Let me tell you how the meltdown in the Chinese stock market is going to end. No, I don’t read or speak Chinese, I’ve never been to China, and I’ve never studied Chinese history or culture. But despite this — or maybe because of it — I think I can give you a good idea of how things are going to play out in the Chinese market.

It’s going to end horribly for average Chinese people who borrowed heavily to buy stocks because everybody “knew” that that was the way for the masses to make their fortunes. But it will end in a vastly better (though probably not great) way for big, powerful financial institutions and rich, powerful insiders.

Given my lack of expertise in things Chinese, why do I think I know this? Because it’s a replay of the show we saw a decade ago in the United States. It’s called the housing bubble.

You remember the housing bubble, don’t you? Millions of Americans got it into their heads that it was a great idea to hock themselves up to their eyeballs to buy houses they couldn’t afford. They knew — or thought they knew — that house prices would only go up, because they had been going up for years.

It also meant that if people already owned houses whose value exceeded the mortgage on them, it was smart to borrow out their equity, live above their means, maybe buy another house or two, and watch housing prices keep on rising and making them rich.

Reading articles about average or nearly poor Chinese people borrowing heavily to buy stocks reminds me of what we used to see in the United States at the height of the housing bubble: average people taking on tons of debt, getting rich on paper (briefly) as the value of what they owned rose — and suddenly getting clobbered when prices fell sharply.

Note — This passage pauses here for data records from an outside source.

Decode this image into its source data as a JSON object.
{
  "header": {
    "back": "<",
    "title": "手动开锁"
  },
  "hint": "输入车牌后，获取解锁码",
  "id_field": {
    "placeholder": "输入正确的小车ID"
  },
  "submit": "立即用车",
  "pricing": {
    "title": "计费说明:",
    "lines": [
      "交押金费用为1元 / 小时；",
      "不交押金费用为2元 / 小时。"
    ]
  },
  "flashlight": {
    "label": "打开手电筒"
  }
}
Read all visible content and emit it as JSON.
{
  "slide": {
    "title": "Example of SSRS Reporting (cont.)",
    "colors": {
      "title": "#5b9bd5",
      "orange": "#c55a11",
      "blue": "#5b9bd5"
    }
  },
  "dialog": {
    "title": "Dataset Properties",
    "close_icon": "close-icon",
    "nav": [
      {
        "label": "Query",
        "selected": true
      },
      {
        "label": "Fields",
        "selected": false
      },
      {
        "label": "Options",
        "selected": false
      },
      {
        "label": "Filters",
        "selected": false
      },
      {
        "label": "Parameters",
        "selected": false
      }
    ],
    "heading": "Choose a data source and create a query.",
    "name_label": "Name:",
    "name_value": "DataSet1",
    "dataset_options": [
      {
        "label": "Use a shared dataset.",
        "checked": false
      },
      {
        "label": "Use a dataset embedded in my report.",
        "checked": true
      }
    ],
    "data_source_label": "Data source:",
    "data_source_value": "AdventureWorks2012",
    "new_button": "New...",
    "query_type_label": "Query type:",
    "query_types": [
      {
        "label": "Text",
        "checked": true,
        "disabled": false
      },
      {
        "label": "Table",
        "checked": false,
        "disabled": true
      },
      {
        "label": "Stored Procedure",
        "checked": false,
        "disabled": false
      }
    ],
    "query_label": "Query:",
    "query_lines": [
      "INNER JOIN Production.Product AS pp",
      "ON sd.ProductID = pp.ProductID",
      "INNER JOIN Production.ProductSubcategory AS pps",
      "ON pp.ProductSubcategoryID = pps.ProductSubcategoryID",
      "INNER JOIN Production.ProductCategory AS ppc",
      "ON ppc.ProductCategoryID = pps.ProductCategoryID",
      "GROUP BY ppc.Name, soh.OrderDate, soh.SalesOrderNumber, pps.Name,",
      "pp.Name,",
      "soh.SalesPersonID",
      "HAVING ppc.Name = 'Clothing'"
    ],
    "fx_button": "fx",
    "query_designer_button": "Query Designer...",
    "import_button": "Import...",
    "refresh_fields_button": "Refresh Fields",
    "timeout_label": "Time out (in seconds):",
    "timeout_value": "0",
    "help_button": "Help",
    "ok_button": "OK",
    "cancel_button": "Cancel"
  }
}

The parallels aren’t perfect, but they’re pretty close. The Chinese stock bubble was more extreme, and hundreds of millions of new suckers were snookered. The U.S. housing bubble drew in far fewer people — if only because the United States is a smaller market and because you couldn’t really buy a house online the way that Chinese suckers could buy stocks.

In the Chinese and U.S. cases, the governments stepped in to try to mitigate the panic and to stop the financial systems from melting down.

In China, the government got banks to buy stocks to prop up the market and is now buying stocks directly. (An aside: After all these years of privatizing, wouldn’t it be ironic for the Chinese government to end up owning major institutions all over again?)

In the United States, the Treasury and the Federal Reserve made about $13 trillion of cash and loan guarantees available to prop up the system. And these days, Uncle Sam, through his captive mortgage finance firms Fannie Mae and Freddie Mac, buys the vast majority of new mortgages that come on the market when originators decide to sell them.

Most average people in the United States who fell prey to the housing bubble were left pretty much on their own to cope with the financial wreckage of their lives. And they didn’t cope particularly well, because who could?

But big, powerful institutions were propped up through direct stock purchases by the government and the Fed’s zero-interest-rate policy. Shareholders in most cases suffered heavy losses relative to peak bubble levels, but the firms are mostly still alive, the government has sold its stock in them, and they’re free to pursue their destiny, subject to new regulations.

The institutions and some of their top executives are upset about the new rules, and some of their complaints are justified. But when you look at the big picture, these institutions are alive and well in the financial sense — as opposed to the millions of average people who lost their homes and their life savings and are struggling to survive.

These firms got bailed out not because of some nefarious government plot but because the government didn’t dare let major financial institutions go into uncontrolled collapse. Given the fragility of the financial system at the time, the collapse of a major, major player could have caused “cascading failures” and ushered in Great Depression 2.0.

The same thing, I’m sure, is going to happen in China. The government will do whatever needs to be done to keep giant, powerful financial institutions alive rather than risk a total financial meltdown.

The institutions may be publicly shamed and their CEOs pilloried as a sop to the masses. But the institutions will survive. And the various big hitters and princelings (children of China’s top leaders) and other connected and powerful people may suffer a bit but will emerge substantially intact.

Meanwhile, the average Chinese stock-market suckers who bet the moon on stocks that neither they nor anyone else understood are going to be left to sink or swim. And most of them will sink.

This isn’t nice, and it isn’t pretty. It’s how the U.S. housing bubble played out, and it’s how most bubbles that snooker the masses play out. You can take it to the bank. Which, you can be sure, will still be open as long as it’s big enough for the government not to let it fail.